When we arrived, we parked by the milk house and found Heidi washing eggs. Their chickens produce 9-11 dozen eggs a day, depending on the chickens. A quick glance around the farm tells you that these chickens are just about as free range as you get. We found one or two all over the place, but the majority were in their enclosure, feasting on tomatoes.

We walked around the farm, our nephew is even more of a city slicker than us, so it was great to share with him the truths about where our food comes from (hint: not the shelves at the grocery store). We found some pigs as well, and even some young calves. Emily took great pleasure in finding as many steamy piles of manure to step in as she could!

When we got back to the milk house Heidi was separating the cream from a batch of milk. She even took the time to show us how the machine worked. She also happily answered all of my questions. All of the food produced at Lake View Natural Dairy is free of pesticides, herbicides, synthetic hormones and other dangerous chemicals. They have about 80 head of dairy cattle, and at any given time 20 are giving milk. They produce about 90 gallons of milk a day and provide raw milk for not only Cook County, but for visitors from all over!  Find out more about the benefits of raw (real) milk here. I loved seeing that they still milk the “old fashioned way” with surge buckets.

The dairy offers visitors raw whole milk, skim milk, sweet cream buttermilk, cream, yogurt, butter, eggs, beef and pork, and delicious cookies. They also sell “manure tea” for a great natural fertilizer for your garden.
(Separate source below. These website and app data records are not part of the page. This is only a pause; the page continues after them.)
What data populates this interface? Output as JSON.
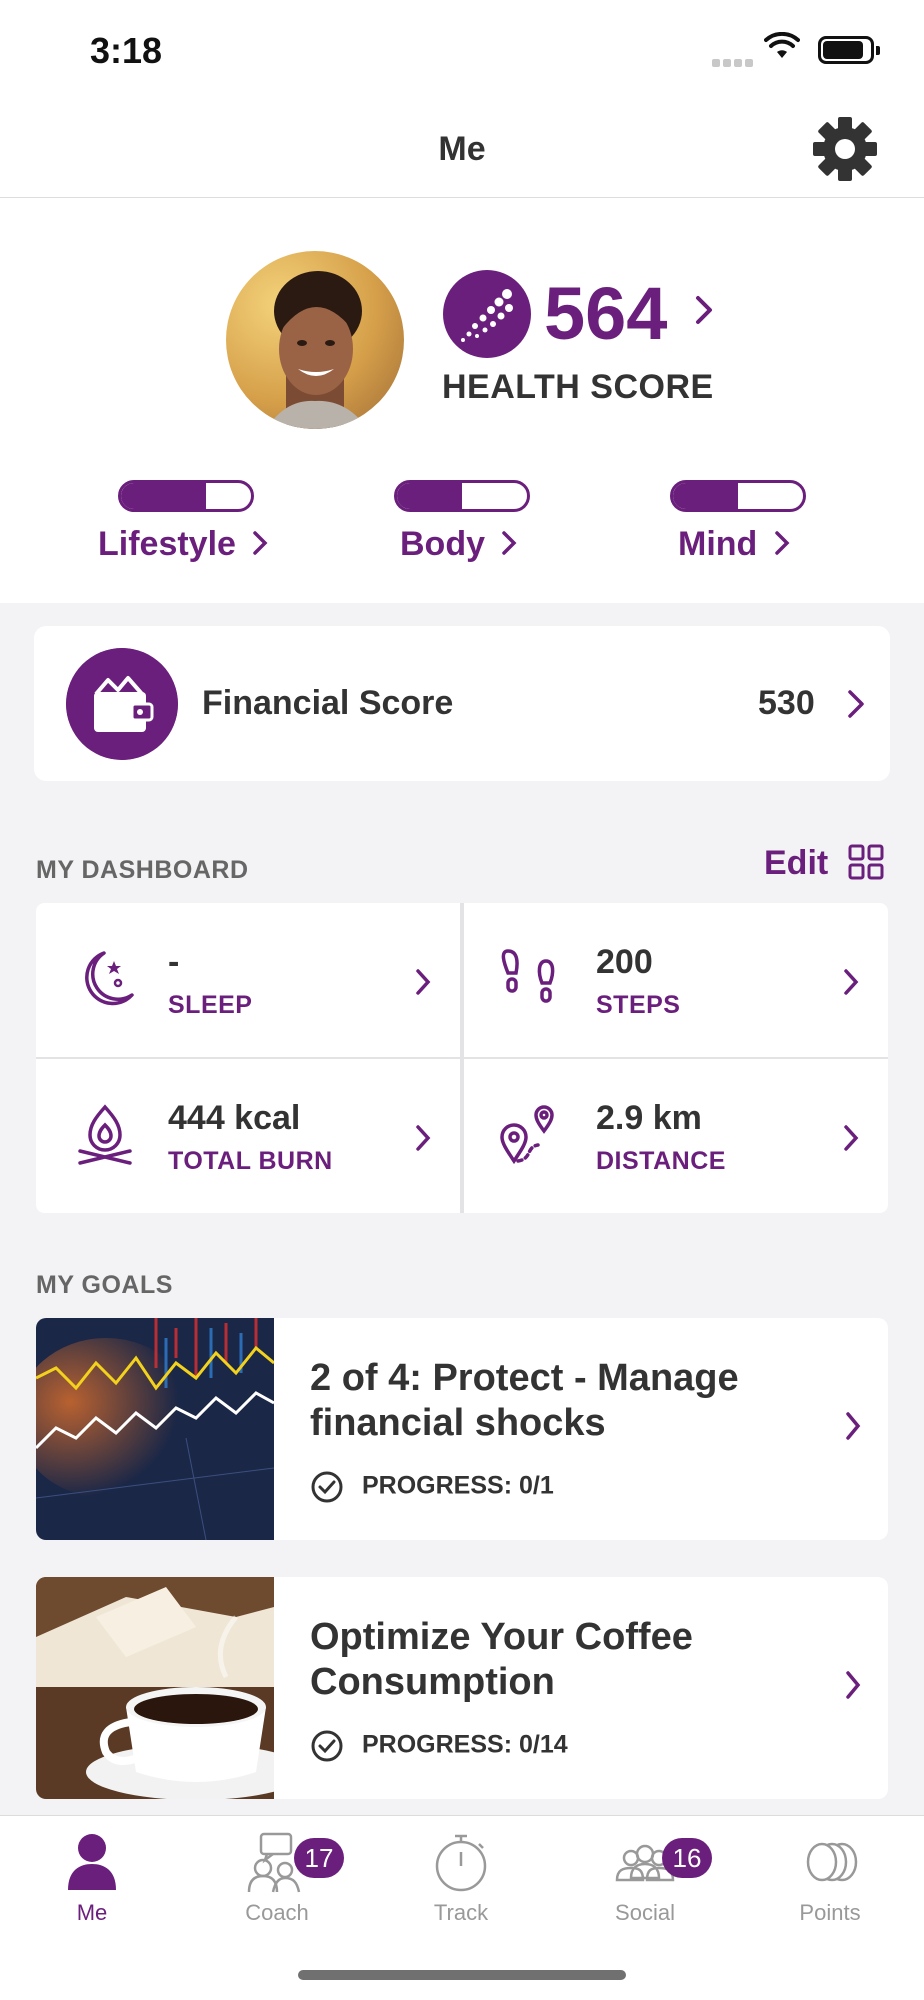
{
  "status": {
    "time": "3:18"
  },
  "nav": {
    "title": "Me"
  },
  "health": {
    "score": "564",
    "label": "HEALTH SCORE",
    "categories": [
      {
        "label": "Lifestyle",
        "level": 0.65
      },
      {
        "label": "Body",
        "level": 0.5
      },
      {
        "label": "Mind",
        "level": 0.5
      }
    ]
  },
  "financial": {
    "label": "Financial Score",
    "value": "530"
  },
  "dashboard": {
    "title": "MY DASHBOARD",
    "edit_label": "Edit",
    "tiles": [
      {
        "value": "-",
        "label": "SLEEP",
        "icon": "moon-icon"
      },
      {
        "value": "200",
        "label": "STEPS",
        "icon": "footprints-icon"
      },
      {
        "value": "444 kcal",
        "label": "TOTAL BURN",
        "icon": "flame-icon"
      },
      {
        "value": "2.9 km",
        "label": "DISTANCE",
        "icon": "route-pin-icon"
      }
    ]
  },
  "goals": {
    "title": "MY GOALS",
    "items": [
      {
        "title": "2 of 4: Protect - Manage financial shocks",
        "progress": "PROGRESS: 0/1"
      },
      {
        "title": "Optimize Your Coffee Consumption",
        "progress": "PROGRESS: 0/14"
      }
    ]
  },
  "tabs": [
    {
      "label": "Me",
      "badge": ""
    },
    {
      "label": "Coach",
      "badge": "17"
    },
    {
      "label": "Track",
      "badge": ""
    },
    {
      "label": "Social",
      "badge": "16"
    },
    {
      "label": "Points",
      "badge": ""
    }
  ],
  "colors": {
    "accent": "#6b1f7c",
    "background": "#f3f3f5"
  }
}
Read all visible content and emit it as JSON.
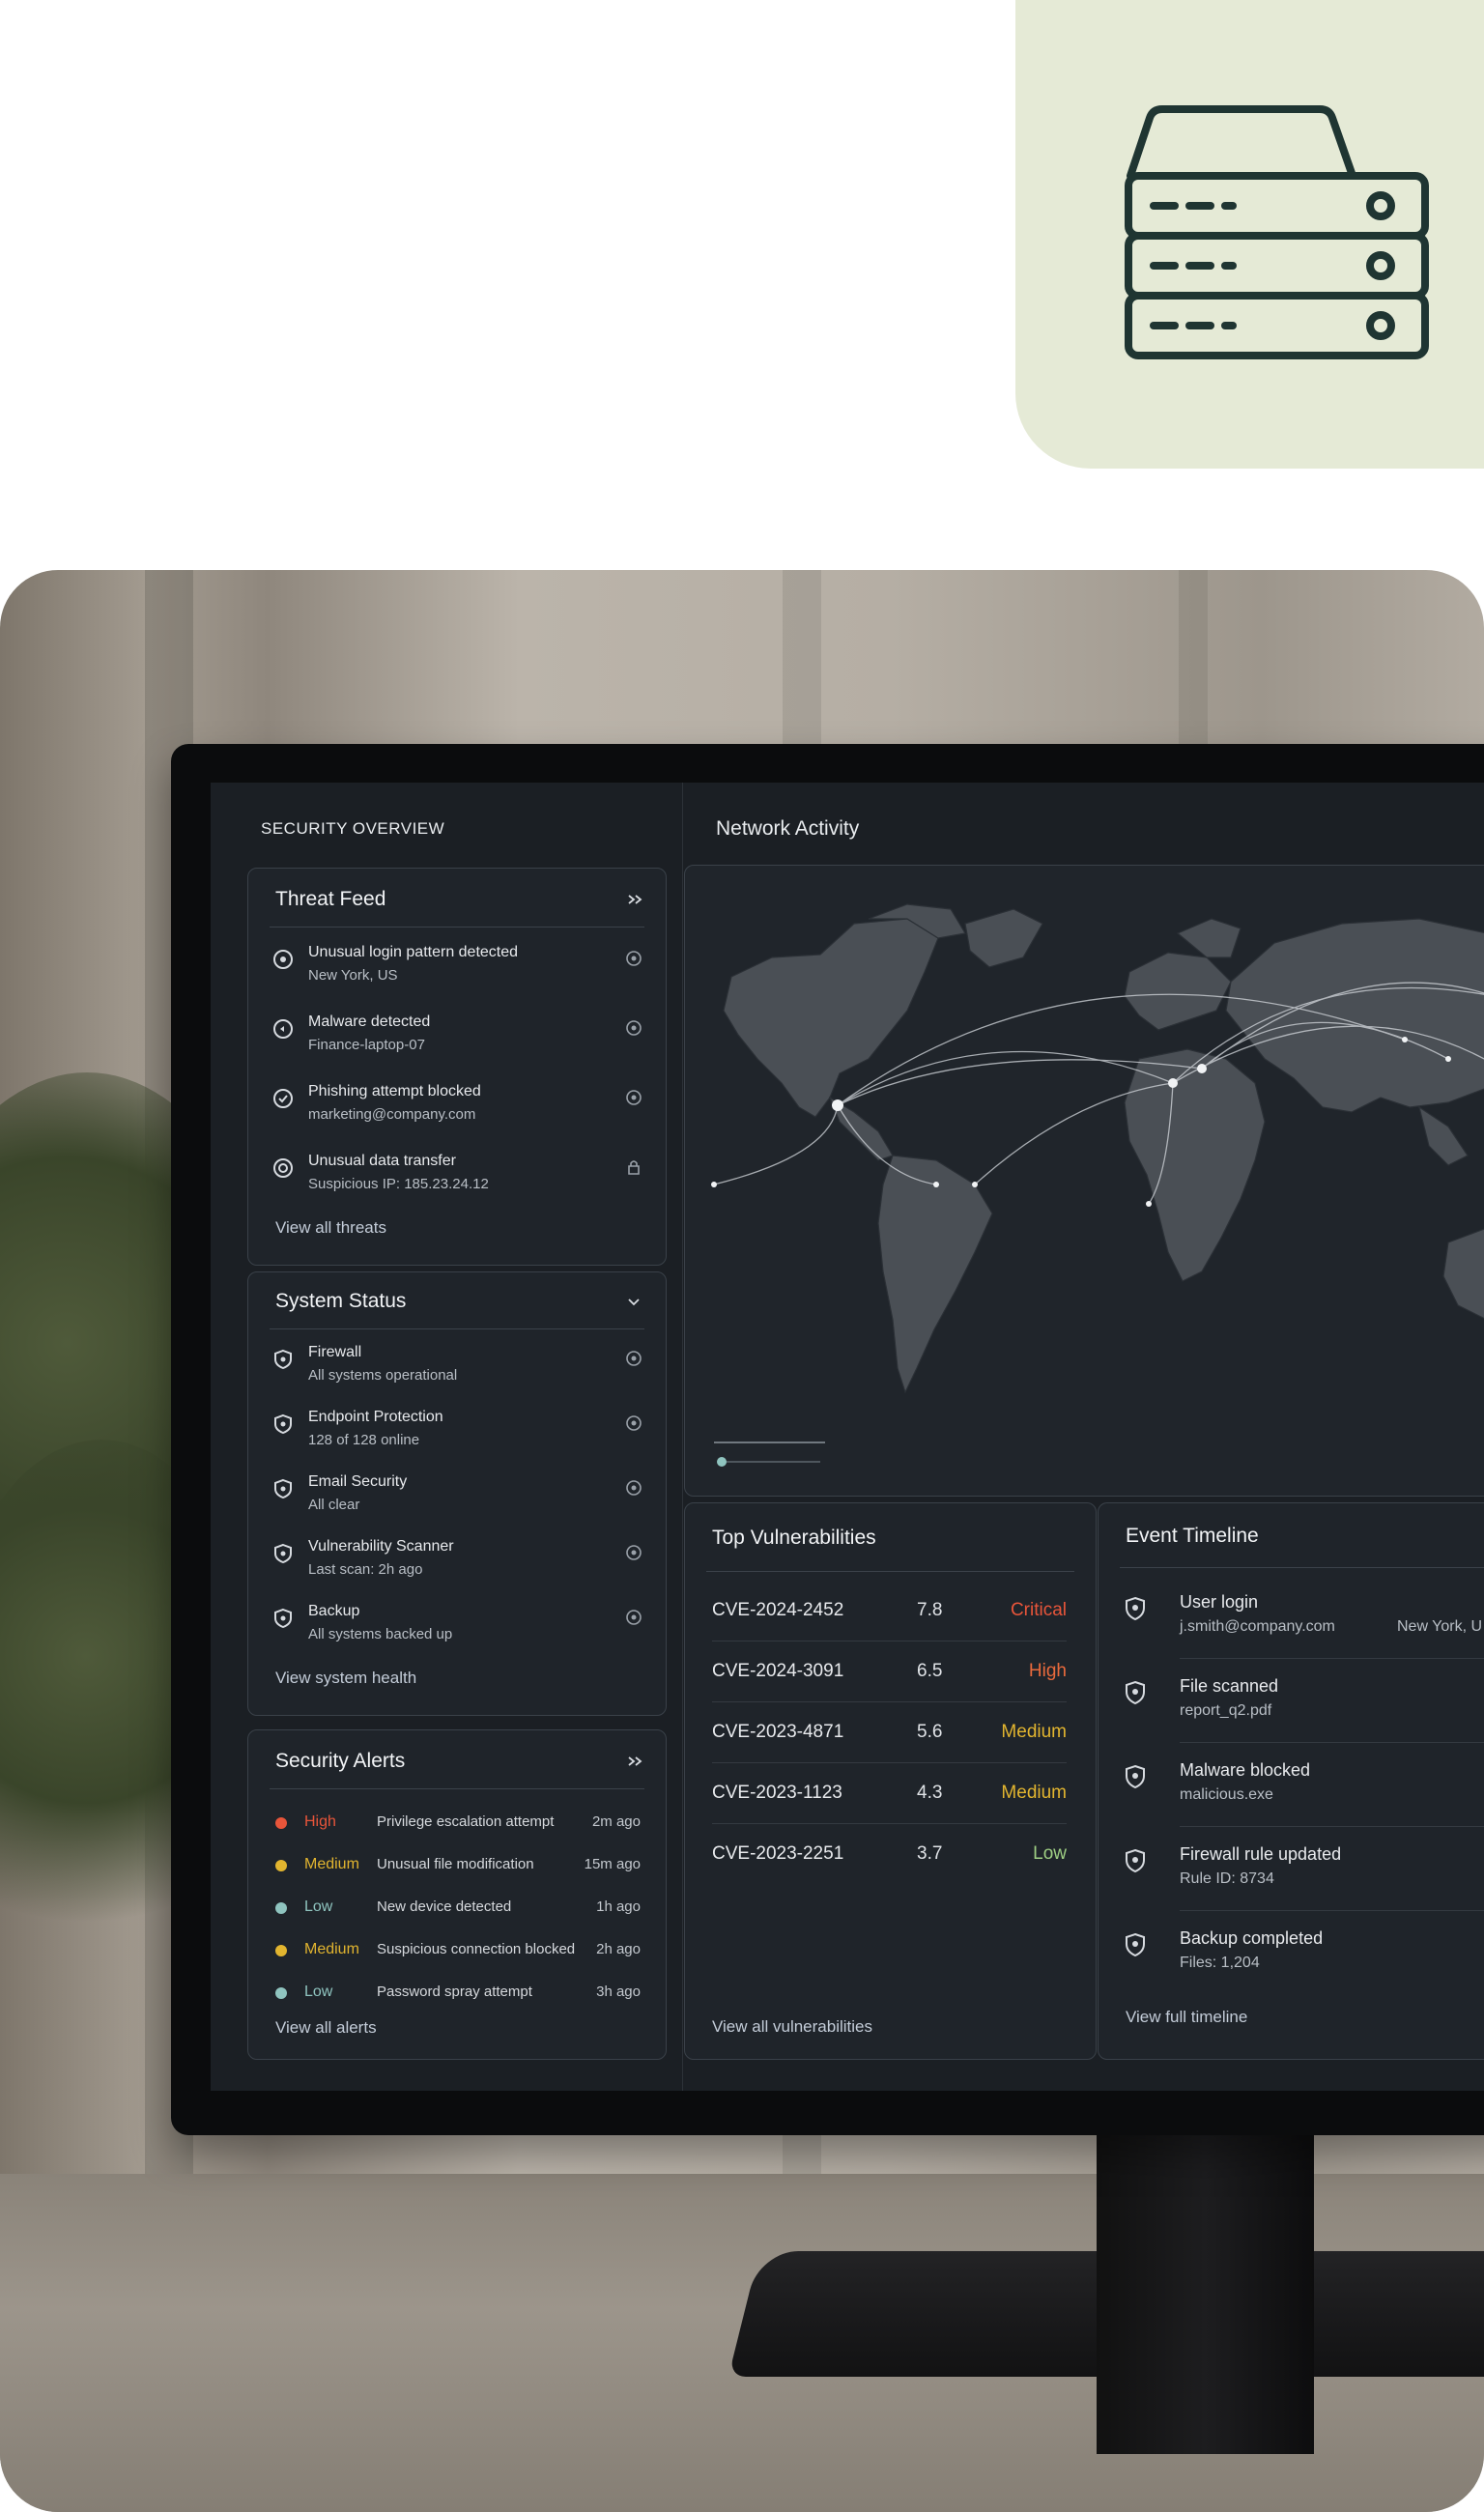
{
  "app_icon": {
    "name": "server-icon",
    "background": "#e5ead6",
    "stroke": "#1f3532"
  },
  "dashboard": {
    "section_title": "SECURITY OVERVIEW",
    "network_title": "Network Activity",
    "threat_feed": {
      "title": "Threat Feed",
      "items": [
        {
          "title": "Unusual login pattern detected",
          "detail": "New York, US"
        },
        {
          "title": "Malware detected",
          "detail": "Finance-laptop-07"
        },
        {
          "title": "Phishing attempt blocked",
          "detail": "marketing@company.com"
        },
        {
          "title": "Unusual data transfer",
          "detail": "Suspicious IP: 185.23.24.12"
        }
      ],
      "link": "View all threats"
    },
    "system_status": {
      "title": "System Status",
      "items": [
        {
          "title": "Firewall",
          "detail": "All systems operational"
        },
        {
          "title": "Endpoint Protection",
          "detail": "128 of 128 online"
        },
        {
          "title": "Email Security",
          "detail": "All clear"
        },
        {
          "title": "Vulnerability Scanner",
          "detail": "Last scan: 2h ago"
        },
        {
          "title": "Backup",
          "detail": "All systems backed up"
        }
      ],
      "link": "View system health"
    },
    "security_alerts": {
      "title": "Security Alerts",
      "items": [
        {
          "severity": "High",
          "description": "Privilege escalation attempt",
          "time": "2m ago",
          "color": "#e8553a"
        },
        {
          "severity": "Medium",
          "description": "Unusual file modification",
          "time": "15m ago",
          "color": "#e2b52f"
        },
        {
          "severity": "Low",
          "description": "New device detected",
          "time": "1h ago",
          "color": "#8fc4bf"
        },
        {
          "severity": "Medium",
          "description": "Suspicious connection blocked",
          "time": "2h ago",
          "color": "#e2b52f"
        },
        {
          "severity": "Low",
          "description": "Password spray attempt",
          "time": "3h ago",
          "color": "#8fc4bf"
        }
      ],
      "link": "View all alerts"
    },
    "vulnerabilities": {
      "title": "Top Vulnerabilities",
      "items": [
        {
          "id": "CVE-2024-2452",
          "score": "7.8",
          "severity": "Critical",
          "color": "#e8553a"
        },
        {
          "id": "CVE-2024-3091",
          "score": "6.5",
          "severity": "High",
          "color": "#ea6a3c"
        },
        {
          "id": "CVE-2023-4871",
          "score": "5.6",
          "severity": "Medium",
          "color": "#e2b52f"
        },
        {
          "id": "CVE-2023-1123",
          "score": "4.3",
          "severity": "Medium",
          "color": "#e2b52f"
        },
        {
          "id": "CVE-2023-2251",
          "score": "3.7",
          "severity": "Low",
          "color": "#9fcf84"
        }
      ],
      "link": "View all vulnerabilities"
    },
    "event_timeline": {
      "title": "Event Timeline",
      "items": [
        {
          "title": "User login",
          "detail": "j.smith@company.com",
          "extra": "New York, U"
        },
        {
          "title": "File scanned",
          "detail": "report_q2.pdf"
        },
        {
          "title": "Malware blocked",
          "detail": "malicious.exe"
        },
        {
          "title": "Firewall rule updated",
          "detail": "Rule ID: 8734"
        },
        {
          "title": "Backup completed",
          "detail": "Files: 1,204"
        }
      ],
      "link": "View full timeline"
    }
  }
}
We left after cleaning out the supply of chocolate milk , cookies, a gallon of whole milk, some cream, eggs, and some ground beef (we ate it in our spaghetti back at camp that night).

We had a blast, made some memories, and I love that we not only supported a local farmer, but ate some great, local, natural food as well.

If you are in the area, make sure you check out Lake View Natural Dairy. You can find them on Facebook too!